Penguin Personalities Cause Birds to Adapt to Climate Change

Scientists have taken a closer look at penguins and have found that a bird's individual personality may be among the factors that could improve its chances at successfully coping with environmental stressors. (Photo : John F. Cockrem, PhD)

Scientists have taken a closer look at penguins and have found that a bird’s individual personality may be among the factors that could improve its chances at successfully coping with environmental stressors. (Photo : John F. Cockrem, PhD)

The climate continues to change, causing animals to change their lifestyles in turn. Currently, the ability of many animal species to adapt is being put to the test. Now, though, researchers have taken a closer look at penguins and have found that a bird’s individual personality may be among the factors that could improve its chances at successfully coping with environmental stressors.

According to the Audubon Society, nearly half of all North American bird species are severely threatened by shifts in climate. Not only that, but this threat reaches beyond just North America and could have similar effects on global bird populations. Continue reading

How dinosaur arms turned into bird wings

Although we now appreciate that birds evolved from a branch of the dinosaur family tree, a crucial adaptation for flight has continued to puzzle evolutionary biologists. During the millions of years that elapsed, wrists went from straight to bent and hyperflexible, allowing birds to fold their wings neatly against their bodies when not flying.

How this happened has been the subject of much debate, with substantial disagreement between developmental biologists, who study how the wings of modern birds develop in the growing embryo, and palaeontologists who study the bones of dinosaurs and early birds. A resolution to this impasse is now provided by an exciting new study publishing on September 30 in PLOS Biology. Continue reading

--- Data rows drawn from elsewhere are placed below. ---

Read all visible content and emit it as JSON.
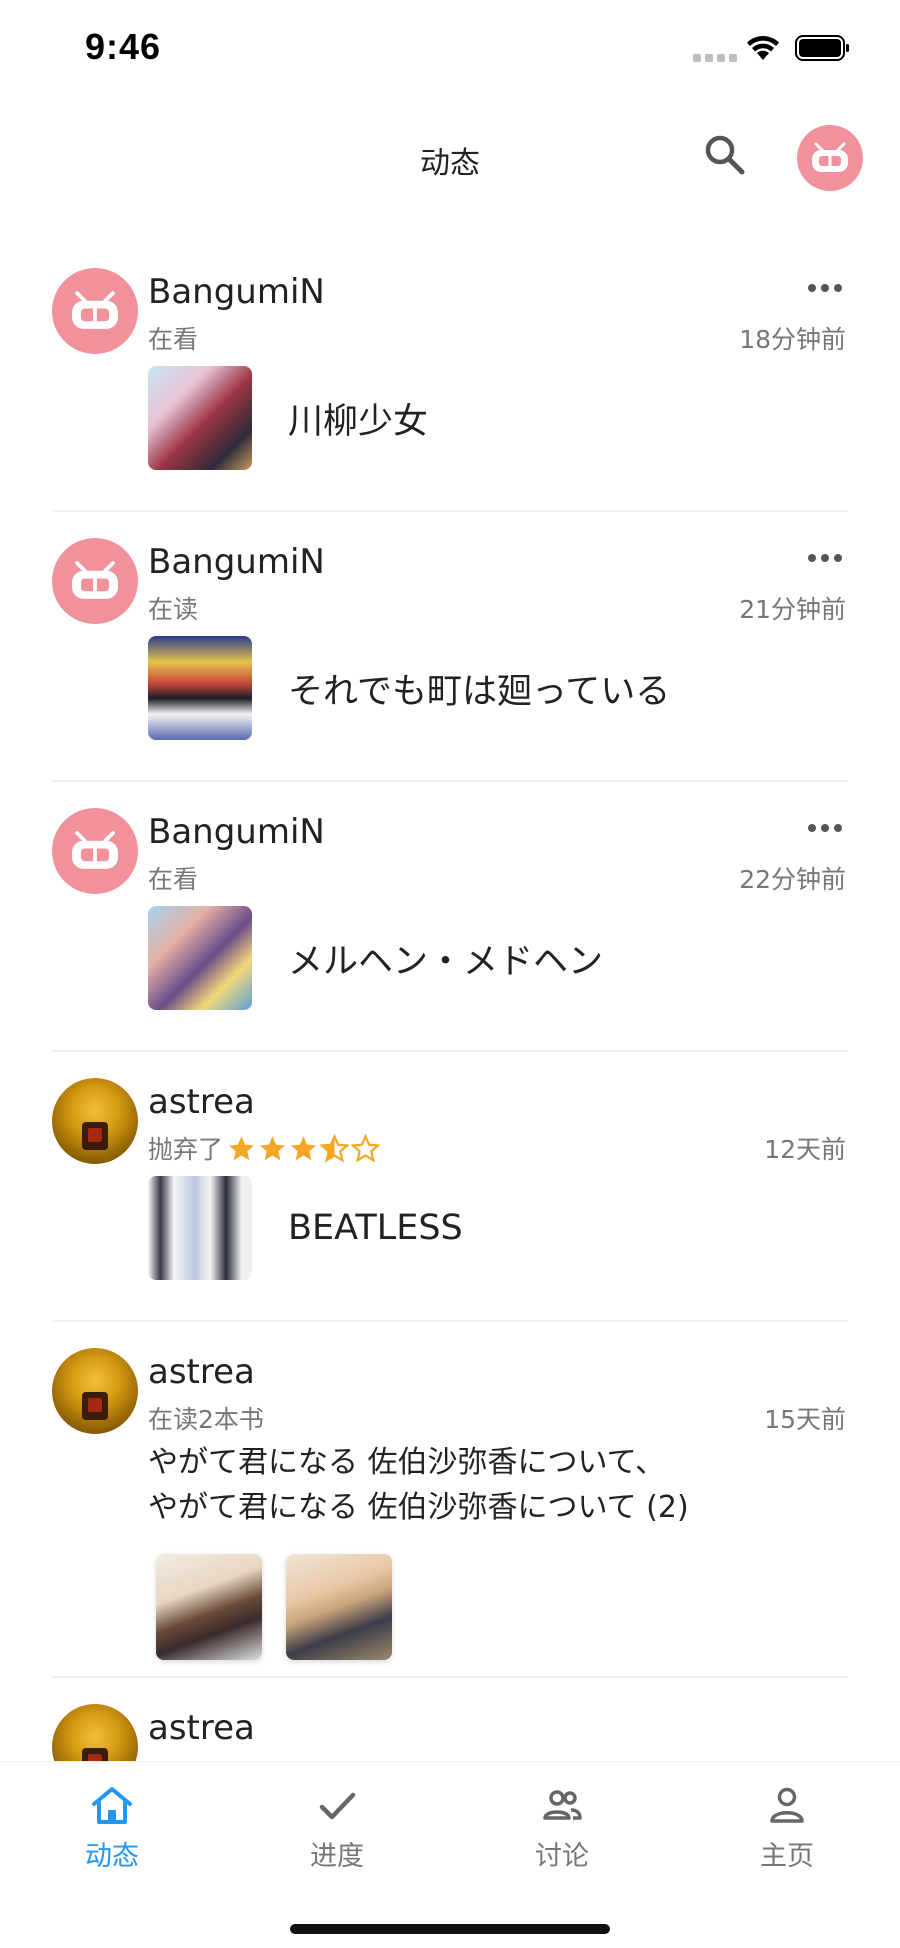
{
  "status_bar": {
    "time": "9:46"
  },
  "header": {
    "title": "动态",
    "search_icon": "search-icon",
    "avatar_icon": "bangumi-logo-icon"
  },
  "feed": [
    {
      "user": "BangumiN",
      "avatar": "bangumi-logo",
      "action": "在看",
      "time": "18分钟前",
      "subject": "川柳少女"
    },
    {
      "user": "BangumiN",
      "avatar": "bangumi-logo",
      "action": "在读",
      "time": "21分钟前",
      "subject": "それでも町は廻っている"
    },
    {
      "user": "BangumiN",
      "avatar": "bangumi-logo",
      "action": "在看",
      "time": "22分钟前",
      "subject": "メルヘン・メドヘン"
    },
    {
      "user": "astrea",
      "avatar": "doll-avatar",
      "action": "抛弃了",
      "rating": 3.5,
      "rating_max": 5,
      "time": "12天前",
      "subject": "BEATLESS"
    },
    {
      "user": "astrea",
      "avatar": "doll-avatar",
      "action": "在读2本书",
      "time": "15天前",
      "lines": [
        "やがて君になる 佐伯沙弥香について、",
        "やがて君になる 佐伯沙弥香について (2)"
      ]
    },
    {
      "user": "astrea",
      "avatar": "doll-avatar"
    }
  ],
  "tabs": [
    {
      "label": "动态",
      "icon": "home-icon",
      "active": true
    },
    {
      "label": "进度",
      "icon": "check-icon",
      "active": false
    },
    {
      "label": "讨论",
      "icon": "people-icon",
      "active": false
    },
    {
      "label": "主页",
      "icon": "person-icon",
      "active": false
    }
  ],
  "colors": {
    "accent": "#2196f3",
    "brand_pink": "#f0919b",
    "star": "#f5a623"
  }
}
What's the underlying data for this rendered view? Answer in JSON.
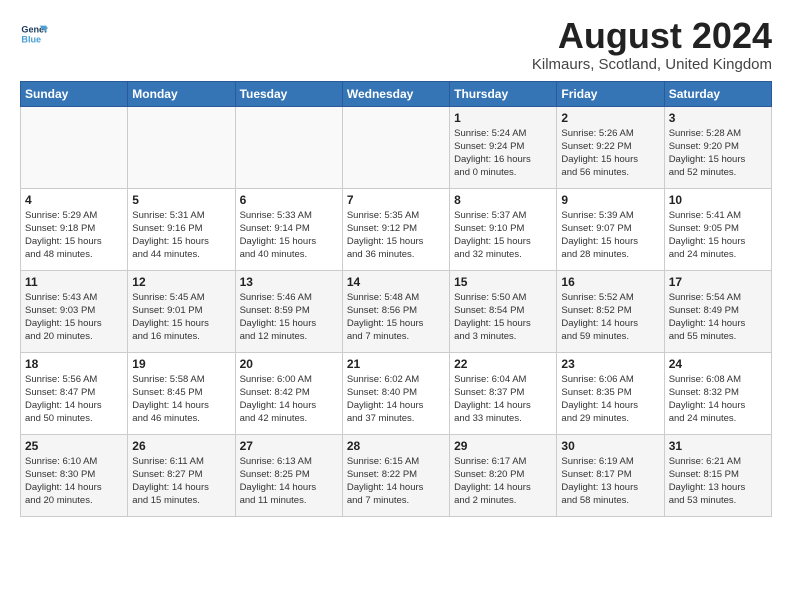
{
  "header": {
    "logo_line1": "General",
    "logo_line2": "Blue",
    "month_title": "August 2024",
    "location": "Kilmaurs, Scotland, United Kingdom"
  },
  "weekdays": [
    "Sunday",
    "Monday",
    "Tuesday",
    "Wednesday",
    "Thursday",
    "Friday",
    "Saturday"
  ],
  "weeks": [
    [
      {
        "day": "",
        "info": ""
      },
      {
        "day": "",
        "info": ""
      },
      {
        "day": "",
        "info": ""
      },
      {
        "day": "",
        "info": ""
      },
      {
        "day": "1",
        "info": "Sunrise: 5:24 AM\nSunset: 9:24 PM\nDaylight: 16 hours\nand 0 minutes."
      },
      {
        "day": "2",
        "info": "Sunrise: 5:26 AM\nSunset: 9:22 PM\nDaylight: 15 hours\nand 56 minutes."
      },
      {
        "day": "3",
        "info": "Sunrise: 5:28 AM\nSunset: 9:20 PM\nDaylight: 15 hours\nand 52 minutes."
      }
    ],
    [
      {
        "day": "4",
        "info": "Sunrise: 5:29 AM\nSunset: 9:18 PM\nDaylight: 15 hours\nand 48 minutes."
      },
      {
        "day": "5",
        "info": "Sunrise: 5:31 AM\nSunset: 9:16 PM\nDaylight: 15 hours\nand 44 minutes."
      },
      {
        "day": "6",
        "info": "Sunrise: 5:33 AM\nSunset: 9:14 PM\nDaylight: 15 hours\nand 40 minutes."
      },
      {
        "day": "7",
        "info": "Sunrise: 5:35 AM\nSunset: 9:12 PM\nDaylight: 15 hours\nand 36 minutes."
      },
      {
        "day": "8",
        "info": "Sunrise: 5:37 AM\nSunset: 9:10 PM\nDaylight: 15 hours\nand 32 minutes."
      },
      {
        "day": "9",
        "info": "Sunrise: 5:39 AM\nSunset: 9:07 PM\nDaylight: 15 hours\nand 28 minutes."
      },
      {
        "day": "10",
        "info": "Sunrise: 5:41 AM\nSunset: 9:05 PM\nDaylight: 15 hours\nand 24 minutes."
      }
    ],
    [
      {
        "day": "11",
        "info": "Sunrise: 5:43 AM\nSunset: 9:03 PM\nDaylight: 15 hours\nand 20 minutes."
      },
      {
        "day": "12",
        "info": "Sunrise: 5:45 AM\nSunset: 9:01 PM\nDaylight: 15 hours\nand 16 minutes."
      },
      {
        "day": "13",
        "info": "Sunrise: 5:46 AM\nSunset: 8:59 PM\nDaylight: 15 hours\nand 12 minutes."
      },
      {
        "day": "14",
        "info": "Sunrise: 5:48 AM\nSunset: 8:56 PM\nDaylight: 15 hours\nand 7 minutes."
      },
      {
        "day": "15",
        "info": "Sunrise: 5:50 AM\nSunset: 8:54 PM\nDaylight: 15 hours\nand 3 minutes."
      },
      {
        "day": "16",
        "info": "Sunrise: 5:52 AM\nSunset: 8:52 PM\nDaylight: 14 hours\nand 59 minutes."
      },
      {
        "day": "17",
        "info": "Sunrise: 5:54 AM\nSunset: 8:49 PM\nDaylight: 14 hours\nand 55 minutes."
      }
    ],
    [
      {
        "day": "18",
        "info": "Sunrise: 5:56 AM\nSunset: 8:47 PM\nDaylight: 14 hours\nand 50 minutes."
      },
      {
        "day": "19",
        "info": "Sunrise: 5:58 AM\nSunset: 8:45 PM\nDaylight: 14 hours\nand 46 minutes."
      },
      {
        "day": "20",
        "info": "Sunrise: 6:00 AM\nSunset: 8:42 PM\nDaylight: 14 hours\nand 42 minutes."
      },
      {
        "day": "21",
        "info": "Sunrise: 6:02 AM\nSunset: 8:40 PM\nDaylight: 14 hours\nand 37 minutes."
      },
      {
        "day": "22",
        "info": "Sunrise: 6:04 AM\nSunset: 8:37 PM\nDaylight: 14 hours\nand 33 minutes."
      },
      {
        "day": "23",
        "info": "Sunrise: 6:06 AM\nSunset: 8:35 PM\nDaylight: 14 hours\nand 29 minutes."
      },
      {
        "day": "24",
        "info": "Sunrise: 6:08 AM\nSunset: 8:32 PM\nDaylight: 14 hours\nand 24 minutes."
      }
    ],
    [
      {
        "day": "25",
        "info": "Sunrise: 6:10 AM\nSunset: 8:30 PM\nDaylight: 14 hours\nand 20 minutes."
      },
      {
        "day": "26",
        "info": "Sunrise: 6:11 AM\nSunset: 8:27 PM\nDaylight: 14 hours\nand 15 minutes."
      },
      {
        "day": "27",
        "info": "Sunrise: 6:13 AM\nSunset: 8:25 PM\nDaylight: 14 hours\nand 11 minutes."
      },
      {
        "day": "28",
        "info": "Sunrise: 6:15 AM\nSunset: 8:22 PM\nDaylight: 14 hours\nand 7 minutes."
      },
      {
        "day": "29",
        "info": "Sunrise: 6:17 AM\nSunset: 8:20 PM\nDaylight: 14 hours\nand 2 minutes."
      },
      {
        "day": "30",
        "info": "Sunrise: 6:19 AM\nSunset: 8:17 PM\nDaylight: 13 hours\nand 58 minutes."
      },
      {
        "day": "31",
        "info": "Sunrise: 6:21 AM\nSunset: 8:15 PM\nDaylight: 13 hours\nand 53 minutes."
      }
    ]
  ]
}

Warblers and turtle doves join RSPB list of birds at risk of dying out

The turtle dove could be extinct in the UK within a decade. Photograph: Alamy

The turtle dove could be extinct in the UK within a decade. Photograph: Alamy

Any true love who wants to give their significant other two turtle doves to celebrate the second day of the 12 Days of Christmas may soon be looking for an alternative gift.

In a move that will dismay ornithologists and poets alike, the bird, immortalised in verse by Shakespeare and Wordsworth, could shortly find itself on the near 100-strong list of the rarest birds in the UK as compiled by the RSPB’s rare breeding birds panel – a sign that its numbers are plummeting by such a degree that there are fears it could become extinct in the UK within a decade. Continue reading

Chemical Pollution and Climate Change Threatening 1,300 Species of Birds

 Queensland stakeholders welcome feds inquiry on Wild Rivers Act


Queensland stakeholders welcome feds inquiry on Wild Rivers Act

More than 1,300 species of birds are threatened with extinction, with chemical pollution and climate change two major culprits. Because of these and other dangers, the status of most of the endangered species is deteriorating, according to BirdLife International.

In the majority of cases, the blame lies with humans, with loss of habitat and chemical contamination of the environment posing a serious threat to birds. The destruction of wetlands, forests and plains has also diminished birds’ food supply, according to Environmental Health News. Continue reading

NZ battles pests to save native birds

New Zealand’s largest pest control programme has been given the go ahead to protect native wildlife from a plague of rats and stoats, Conservation Minister Nick Smith says.

Dr Smith outlined the “battle for our birds” programme in January. The final programme has now been determined.

Some new areas have been added, such as D’Urville Island in the Marlborough Sounds, some expanded like in the Kahurangi National Park, and some may not proceed due to pest count numbers not yet reaching thresholds. Continue reading

Could Rare Bird on Tiny Island Be India’s Ecological Canary?

There are just 350 to 400 Narcondam hornbills left, in a range of under 2.7 square miles (7 square kilometers).

There are just 350 to 400 Narcondam hornbills left, in a range of under 2.7 square miles (7 square kilometers).

A little over a month after India’s new government came to power, conservationists have begun worrying that the administration may be less than committed to protecting some of the country’s environmental treasures.

Within days of the election, the government granted clearances to several defense projects that had been pending for years due to potential environmental impacts. The environment minister, Prakash Javadekar, also declared that projects relating to national security would be given expedited clearances. Continue reading